In 1971, on the eve on Bangladesh’s independence from Pakistan, the countries could not be more starkly different. Pakistan, with a population of 58 million people, did not face the same agricultural insecurities as Bangladesh which had to feed over 65 million people after civil war and cyclones wrecked havoc on farming. With a per capita GDP of $180 US in contrast to Bangladesh’s $120 US, Pakistan was much more industrialized. Furthermore, as a strategic cornerstone of American Cold War containment of Afghanistan and India, Pakistan also enjoyed the fruits of US security and development aid. In the 1960s, prospects were so bright that South Korea, once one of the poorest nations in Asia, sent its bureaucrats to Karachi and Islamabad to learn from Pakistani civil servants on economic governance. With Pakistan pitted to be the next Asian power in the 1960s, the nation’s contemporary turmoil and economic stasis stands in stark contrast to Bangladesh’s rosy aspirations.
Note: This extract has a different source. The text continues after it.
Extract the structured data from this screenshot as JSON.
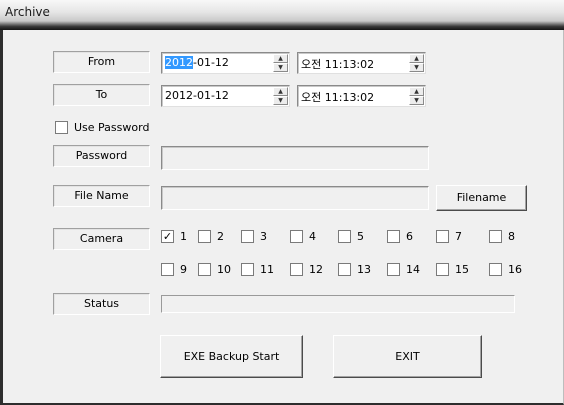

The divergent paths of the two nations can be explained by key governance issues on economic development and democratization. Firstly, Bangladesh’s landmark achievement was controlling population growth through family planning and developing a manufacturing-oriented development plan with a strong emphasis on civic engagement and gender equality. Whereas Bangladesh now boasts a manageable population growth rate of one percent per annum, Pakistan’s unbridled growth stands at over two percent. With a current population of 220 million, UN forecasts suggest over 400 million Pakistanis by 2050. With no government policy steering fertility, Pakistan is teeming on the edge of a demographic crisis. Secondly, Bangladesh has emerged as a leader in enabling NGOs to operate without state intervention. Widely lauded organization like BRAC alongside domestic partners such as Grameen Bank have pioneered strategies such as microloans which primarily focus on female entrepreneurs. These efforts in culminated in celebrated metrics such as a greater life expectancy, economic equality, median incomes, female employment rate, infant mortality, maternal health outcomes and poverty rates in comparison to Pakistan and even India.
The most striking marker of the disparate records of both nations is their economic record. Bangladesh has fostered a nascent but seemingly inexorable garments manufacturing industry staffed primarily by women, paving the way for booming exports, robust forex reserves and a jump into the economic ladder as the country is well-poised to attract FDI to escalate into manufacturing capabilities. Pakistan has diverged instead by veering from crisis to crisis. Without any manufacturing base, the country experiences occasional growth spurts from external security aid, a subsequent rise in consumer spending and the alarming rise in imports it entails. With a burgeoning current account deficit, Pakistan was recently forced to accept an IMF-sponsored bailout for the 22nd time. As soon as reforms are implemented and growth prospects begin to brighten, the economic cycle is repeated without any sustained structural change to the economy, dooming the country to perpetual insecurity. With a confluence of failed economic policies and agricultural strains caused by climate change, Pakistan is increasingly becoming a looming security headache for the region.
As Bangladesh surpasses Pakistan and even challenges India, policymakers must review their understanding of South Asia to develop a more nuanced economic agenda., With South Asia becoming an increasingly critical element of global trade and foreign policy, a more nuanced approach is needed. Whereas in the past the US and its allies have been complacent in overlooking human rights and liberal values in a bid to preserve regional influence. A comprehensive and holistic foreign policy would require lowering security aid for Pakistan while enforcing democratic governance and encouraging sustained economic reform for both nations. By extending most-favoured-nation status and waiving export tariffs for both countries, the US and its allies have the potential to encourage economic and political autonomy without both nations falling into China’s sphere of influence. Unlike the US and its partner’s China is well aware of the potential for both nations. To secure liberal democratic values and prosperity, diplomatic engagement must transcend the security nexus to warm bilateral trade ties.